WHAT IS EXPECTED: Could the entries below be retyped exactly and in full?

SOURCE RECORDS:
● ● ● ● ●
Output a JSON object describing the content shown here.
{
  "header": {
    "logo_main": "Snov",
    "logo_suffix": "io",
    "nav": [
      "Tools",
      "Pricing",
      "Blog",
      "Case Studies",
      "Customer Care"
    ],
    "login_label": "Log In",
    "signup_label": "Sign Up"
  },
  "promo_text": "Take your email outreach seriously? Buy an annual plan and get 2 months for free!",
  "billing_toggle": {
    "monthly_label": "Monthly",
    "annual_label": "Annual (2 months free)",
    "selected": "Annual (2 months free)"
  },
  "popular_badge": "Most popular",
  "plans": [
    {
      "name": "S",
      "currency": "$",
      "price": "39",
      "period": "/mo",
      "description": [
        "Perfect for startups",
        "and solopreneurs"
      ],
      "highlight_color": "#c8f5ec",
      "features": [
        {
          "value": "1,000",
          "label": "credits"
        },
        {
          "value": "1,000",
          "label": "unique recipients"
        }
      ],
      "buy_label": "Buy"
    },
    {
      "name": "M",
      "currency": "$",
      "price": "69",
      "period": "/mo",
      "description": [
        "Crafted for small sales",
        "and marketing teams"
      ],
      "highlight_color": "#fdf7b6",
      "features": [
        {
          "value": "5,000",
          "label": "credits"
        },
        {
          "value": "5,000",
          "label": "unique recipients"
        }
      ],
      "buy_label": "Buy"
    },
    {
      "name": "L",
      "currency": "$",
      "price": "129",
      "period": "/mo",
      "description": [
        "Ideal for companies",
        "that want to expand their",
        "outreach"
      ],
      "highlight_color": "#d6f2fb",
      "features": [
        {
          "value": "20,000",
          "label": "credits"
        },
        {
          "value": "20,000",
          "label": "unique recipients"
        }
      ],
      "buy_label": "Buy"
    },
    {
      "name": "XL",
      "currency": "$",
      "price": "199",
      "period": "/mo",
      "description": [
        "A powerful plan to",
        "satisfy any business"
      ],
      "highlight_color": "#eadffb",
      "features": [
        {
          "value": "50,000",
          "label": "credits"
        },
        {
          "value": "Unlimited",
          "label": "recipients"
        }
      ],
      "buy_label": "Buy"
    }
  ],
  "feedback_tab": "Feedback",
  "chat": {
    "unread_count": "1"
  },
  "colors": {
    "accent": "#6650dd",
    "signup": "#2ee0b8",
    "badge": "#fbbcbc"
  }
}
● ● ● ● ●
EXPECTED OUTPUT:
Output a JSON object describing the content shown here.
{
  "header": {
    "logo_main": "Snov",
    "logo_suffix": "io",
    "nav": [
      "Tools",
      "Pricing",
      "Blog",
      "Case Studies",
      "Customer Care"
    ],
    "login_label": "Log In",
    "signup_label": "Sign Up"
  },
  "promo_text": "Take your email outreach seriously? Buy an annual plan and get 2 months for free!",
  "billing_toggle": {
    "monthly_label": "Monthly",
    "annual_label": "Annual (2 months free)",
    "selected": "Annual (2 months free)"
  },
  "popular_badge": "Most popular",
  "plans": [
    {
      "name": "S",
      "currency": "$",
      "price": "39",
      "period": "/mo",
      "description": [
        "Perfect for startups",
        "and solopreneurs"
      ],
      "highlight_color": "#c8f5ec",
      "features": [
        {
          "value": "1,000",
          "label": "credits"
        },
        {
          "value": "1,000",
          "label": "unique recipients"
        }
      ],
      "buy_label": "Buy"
    },
    {
      "name": "M",
      "currency": "$",
      "price": "69",
      "period": "/mo",
      "description": [
        "Crafted for small sales",
        "and marketing teams"
      ],
      "highlight_color": "#fdf7b6",
      "features": [
        {
          "value": "5,000",
          "label": "credits"
        },
        {
          "value": "5,000",
          "label": "unique recipients"
        }
      ],
      "buy_label": "Buy"
    },
    {
      "name": "L",
      "currency": "$",
      "price": "129",
      "period": "/mo",
      "description": [
        "Ideal for companies",
        "that want to expand their",
        "outreach"
      ],
      "highlight_color": "#d6f2fb",
      "features": [
        {
          "value": "20,000",
          "label": "credits"
        },
        {
          "value": "20,000",
          "label": "unique recipients"
        }
      ],
      "buy_label": "Buy"
    },
    {
      "name": "XL",
      "currency": "$",
      "price": "199",
      "period": "/mo",
      "description": [
        "A powerful plan to",
        "satisfy any business"
      ],
      "highlight_color": "#eadffb",
      "features": [
        {
          "value": "50,000",
          "label": "credits"
        },
        {
          "value": "Unlimited",
          "label": "recipients"
        }
      ],
      "buy_label": "Buy"
    }
  ],
  "feedback_tab": "Feedback",
  "chat": {
    "unread_count": "1"
  },
  "colors": {
    "accent": "#6650dd",
    "signup": "#2ee0b8",
    "badge": "#fbbcbc"
  }
}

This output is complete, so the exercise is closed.